You might say that this media image doesn’t matter, because people know what profs are really like. This ought to be true, given that more and more people are educated beyond high school, and those who produce the media images of professors have probably attended university.
But I’m not convinced. Consider what, in fact, the public “knows” about university professors. They think we have four or five months of vacation each year. They think that every six years we get a whole year off, without work but with full pay. They think we’re unconnected to the real world and, at best, are engaged only with abstract, angels-dancing-on-a-pin type of questions.
They know that we teach. But they don’t know what we teach, how many students we have or what teaching involves. They know nothing about the supervision of graduate students. They may hear about the low number of academic “contact hours” and believe we are being paid enormous salaries for six or nine hours of work a week. If they judge by Hollywood films, they’re likely to think profs go into a classroom and just talk about whatever’s on their mind.
The public also has little or no concept of research. Scholars are sought out by the media and quoted on a daily basis for their expert opinions on everything from schoolyard bullying to climate change. Yet the stereotype of the absent-minded, navel-gazing professor still prevails within the popular imagination. I doubt that the public knows much, if anything, about the work done by political scientists, economists or sociologists. And legal theorists, philosophers, religion specialists and language scholars are completely unknown.
So academics are not well understood by the general public. And it’s not surprising. Even our students know little about our work. From their point of view we cease to exist outside the classroom, the laboratory and the office.
This general lack of knowledge was perhaps of small import in the past. But today it’s a mistake not to care what those beyond the campus think about professors. The public ignorance about academics and our work is not in our interests. In particular, it fails to encourage public support for the funding of higher education, especially in the humanities and social sciences.
It may also affect our students’ futures. Many students come to university saying they want to be physicians or lawyers, but they don’t say they want to be academics. Maybe that’s good – we know there aren’t going to be jobs for a lot of professorial wannabes. But most of our students won’t become physicians or lawyers either.

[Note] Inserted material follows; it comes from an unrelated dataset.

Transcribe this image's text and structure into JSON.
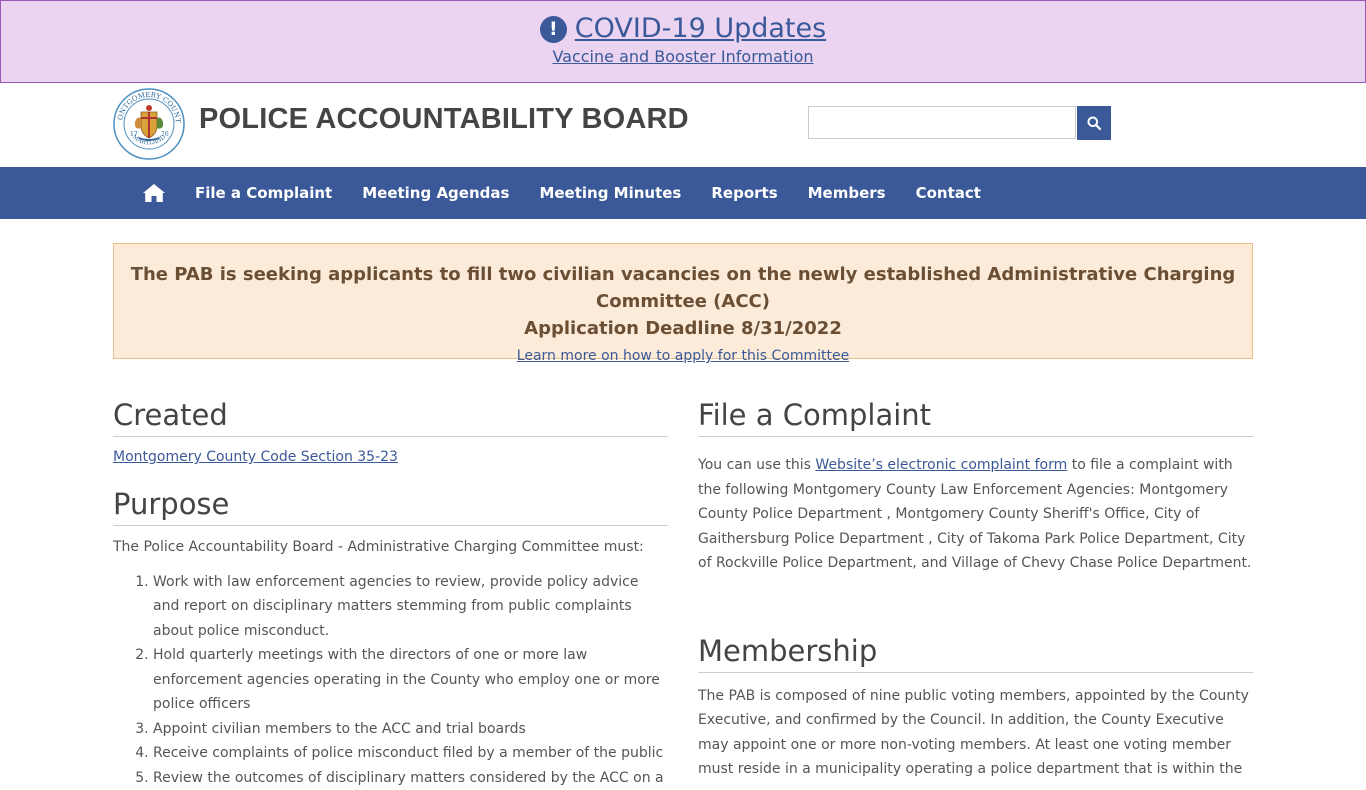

At least medicine and law are fields to which they aspire; it’s telling that so few have any ambition to be academics.
I conclude that we have a responsibility to inform people about our work and clarify what professors do. This means making our professional lives more visible to our students and to non-academics. We can demystify our research by discussing it in our classes, publicizing our results through the popular media, and bringing our expertise to bear upon current debates in newspapers, magazines and blogs. We can talk with non-academic friends, family, neighbours and our own students about our teaching methods and goals, as well as about the support we need for enhancing what universities fondly call “the learning environment.” We can also inform students and the public about core values in the academy, such as shared governance, peer review and academic freedom, and how those values benefit the broader community.
If we think our work is valuable, productive and worth doing, then we ought to be telling people about it, rather than thinking our work is so profound as to be inaccessible to non-academics. And certainly not acquiescing in the cringe-worthy media image of professors.
Christine Overall teaches in the department of philosophy at Queen’s University and is our regular columnist on philosophical issues in the academy.